- Good Faith Cooperation Necessary: An SRDP must be made in good faith, meaning that a disclosing party that attempts to circumvent an ongoing investigation or fails to fully cooperate in the self-disclosure process will be removed from the SRDP, and as noted above, information learned in an SRDP that is terminated for any reason may be used by CMS or another law enforcement agency to pursue legal action against the disclosing provider or supplier.
- SRDP Is Distinct from the Stark Advisory Opinion Process: A disclosing party may not use the SRDP to obtain a CMS determination as to whether an actual or potential violation of the Stark Act occurred. An SRDP is only appropriate where the disclosing party is prepared to accept responsibility for a violation or potential violation of the Stark Act, and is prepared to work with CMS to come to a resolution regarding such violation.
- Participation in SRDP Conditioned on Certain Terms; Waiver of Appeal Rights: One condition of disclosing a matter pursuant to the SRDP is that the party waives all appeal rights attached to claims relating to the conduct, and agrees to have the reopening rules (i.e., rules pertaining to remedial actions to change a final determination that resulted in either an overpayment or an underpayment) apply from the date of the initial disclosure to CMS. Similarly, although CMS has the authority to reduce the overpayment amount owed by the disclosing party as a result of the Stark violation, CMS has no obligation to reduce any amounts due and owing. As CMS states:
- Other Discovered Violations in CMS Verification Process of SRDP Fair Game: Any matters uncovered during CMS’s verification processes and investigation pursuant to the SRDP which are outside of the scope of the matter disclosed to CMS may be treated as new matters outside of the SRDP and prosecuted accordingly. In other words, self-reporting a Stark Act violation could potentially lead to additional criminal, civil or administrative liabilities under statutes such as the False Claims Act or the Anti-Kickback Statute.

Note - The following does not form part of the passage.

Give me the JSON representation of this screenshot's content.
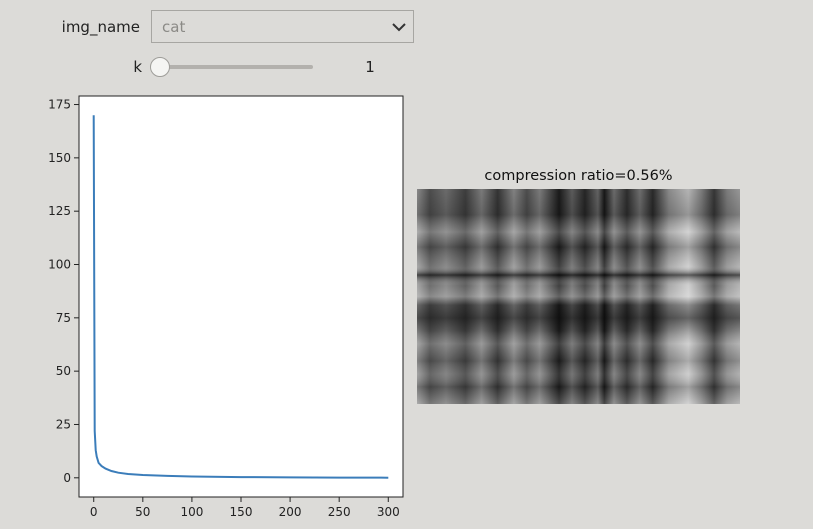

- Need to Act Quickly: Given the 60-day time limit to return or report potential overpayments pursuant to Section 6402 of PPACA, providers and suppliers need to act quickly in order to get an SRDP on file, if the provider or supplier believes he or she has violated the Stark Act or has potentially violated the Stark Act. Note, however, that the 60-day period to return or report overpayments is tolled once a valid SRDP is filed.
- Complex Disclosure Requirements: The SRDP submission is a tedious process requiring complete legal and financial analyses related to the violation or potential violation. Some of the components of the SRDP submission include:
- A detailed description of the actual or potential violation, including a complete legal analysis of the application of the Stark Act to the conduct and any exceptions to the Stark Act that may apply;
- A description of all past, present and future compliance programs that the disclosing party has implicated, why such programs failed in preventing the violation, and what efforts have been taken to avoid violations going forward;
- A detailed financial analysis of the violation, itemized by year, for the entire period of non-compliance (referred to by CMS as the “look back” period), as well as a description of the methodology used for the financial analysis; and
- Certification by an authorized representative of the disclosing party that all information contained in the SRDP is truthful and based on a good faith effort to bring CMS’s attention to the Stark Act violation.
- Secure Appropriate Representation and Counsel: Because an SRDP is a tedious process involving careful legal and financial analyses of a provider or supplier’s business, providers and suppliers are urged to seek immediate counsel if they suspect they have violated the Stark Act.